There was only one thing for it – to unceremoniously show up at the front door of my good friend Luke (he Who Knows Things and runs the brilliant Retro Ready website, just waiting for you to purchase all kinds of lovely Amiga hardware and accessories) and let him cast his eye over my troubled new acquisition. Happily (and most simply), seating the Furia correctly resulted in it being recognised by the machine and working as nature intended – a point restored on my trusty hurrah-o-meter. The keyboard, however, didn’t get off so lightly. A closer examination of the membrane had showed the ribbon had a small tear in it, presumably as a result of the Furia rattling around in transit. A shiny new membrane was required, but not before a polite email to the seller explaining this predicament.
While I was at it, however, I willingly let Luke raid what was left of my month’s wages as I purchased a PCMCIA CF/SD adapter (including a driver disk and a 16Gb card), a new, more secure internal IDE to CF adapter (which would eliminate the risk of the existing one shorting anything), some bright, oh-my-beautiful-eyes LEDs… all with a lovely new dust cover chucked in too. Given that by this stage I’d already ordered a brand new power supply from Poland, a SCART cable from Retro Computer Shack and an optical mouse (complete with built-in adapter and a pair of port extenders to enable wider connectors to fit the A600’s rather snug mouse and joystick ports), I’d concluded that, with the benefit of hindsight, I’d have been better off throwing money at something less addictive such as Class A drugs (Alleged… no, spot on, actually – Legal Dept).
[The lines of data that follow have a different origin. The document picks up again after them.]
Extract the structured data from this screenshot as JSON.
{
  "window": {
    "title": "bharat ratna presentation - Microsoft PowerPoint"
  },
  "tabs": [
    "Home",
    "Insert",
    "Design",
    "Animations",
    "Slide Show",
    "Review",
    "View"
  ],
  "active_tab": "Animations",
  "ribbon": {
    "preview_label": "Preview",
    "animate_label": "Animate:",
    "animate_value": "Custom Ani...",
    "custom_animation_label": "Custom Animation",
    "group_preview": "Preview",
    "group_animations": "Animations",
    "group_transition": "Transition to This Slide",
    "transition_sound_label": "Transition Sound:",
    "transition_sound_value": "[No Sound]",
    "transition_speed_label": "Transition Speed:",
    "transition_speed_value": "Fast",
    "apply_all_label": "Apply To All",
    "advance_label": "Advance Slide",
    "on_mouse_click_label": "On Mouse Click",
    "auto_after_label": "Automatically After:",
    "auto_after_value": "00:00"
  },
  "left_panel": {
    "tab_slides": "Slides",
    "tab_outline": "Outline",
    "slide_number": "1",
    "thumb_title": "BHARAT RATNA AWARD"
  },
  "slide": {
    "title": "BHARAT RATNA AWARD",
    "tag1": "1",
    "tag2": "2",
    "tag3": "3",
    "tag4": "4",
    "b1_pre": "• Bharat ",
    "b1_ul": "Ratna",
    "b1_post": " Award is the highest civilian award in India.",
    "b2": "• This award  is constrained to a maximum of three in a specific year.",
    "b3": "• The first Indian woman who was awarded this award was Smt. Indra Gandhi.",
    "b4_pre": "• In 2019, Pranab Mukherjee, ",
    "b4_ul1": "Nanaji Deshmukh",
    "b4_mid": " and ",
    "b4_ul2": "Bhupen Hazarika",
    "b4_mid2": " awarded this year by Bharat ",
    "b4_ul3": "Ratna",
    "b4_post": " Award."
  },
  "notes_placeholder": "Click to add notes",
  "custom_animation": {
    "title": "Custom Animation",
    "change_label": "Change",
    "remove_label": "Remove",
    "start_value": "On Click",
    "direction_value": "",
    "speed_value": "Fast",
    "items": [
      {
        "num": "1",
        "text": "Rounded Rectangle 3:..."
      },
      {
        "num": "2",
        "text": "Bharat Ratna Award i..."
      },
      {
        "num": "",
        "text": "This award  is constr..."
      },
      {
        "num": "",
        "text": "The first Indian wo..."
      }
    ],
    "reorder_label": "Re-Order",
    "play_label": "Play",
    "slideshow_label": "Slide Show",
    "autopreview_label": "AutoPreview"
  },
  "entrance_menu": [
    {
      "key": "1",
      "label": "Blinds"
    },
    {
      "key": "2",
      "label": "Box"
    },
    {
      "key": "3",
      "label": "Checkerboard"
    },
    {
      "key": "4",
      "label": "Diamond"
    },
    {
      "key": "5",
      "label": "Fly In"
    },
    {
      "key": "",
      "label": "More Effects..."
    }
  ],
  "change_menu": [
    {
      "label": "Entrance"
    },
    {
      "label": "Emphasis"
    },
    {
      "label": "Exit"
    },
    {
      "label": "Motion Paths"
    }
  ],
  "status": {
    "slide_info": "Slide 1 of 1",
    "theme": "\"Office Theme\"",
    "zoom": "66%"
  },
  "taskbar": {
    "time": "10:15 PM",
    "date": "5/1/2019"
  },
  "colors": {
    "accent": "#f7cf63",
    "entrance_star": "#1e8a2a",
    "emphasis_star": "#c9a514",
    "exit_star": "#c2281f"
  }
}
Oh yes, about that email… the chap who had (you remember) sold me the A600 in the first place was certainly apologetic but blamed the courier for being on the careless side handling the precious goods. Whether this was the entire story (he had definitely packaged the computer well – it seemed more like he just hadn’t double-checked the Furia was installed properly) or not, he offered to pay half the cost of a replacement membrane. Having found a green one (taking care to ensure it matched the original colour, of course) for £25, he was true to his word and topped up my PayPal account by £12.50 within minutes. When that arrived a few days later, I fitted it with some difficulty, mostly involving a damaged screw on the backplate and some extremely inventive swearing after a nuclear missile struggled to separate them, but finally – finally – we were in business. True, my so-called ‘bargain’ Amiga 600 had cost me almost another £150 on top of the original £205 to repair the unnecessary faults and add some other convenient peripherals, but I tried not to give that too much thought. It was now operating perfectly and only needed for me to put my own stamp on the setup, ready for everybody to use except me at future NAG meets.
Tune in again at an unspecified point in the near future (so not that unspecified, then) to find out what happened next.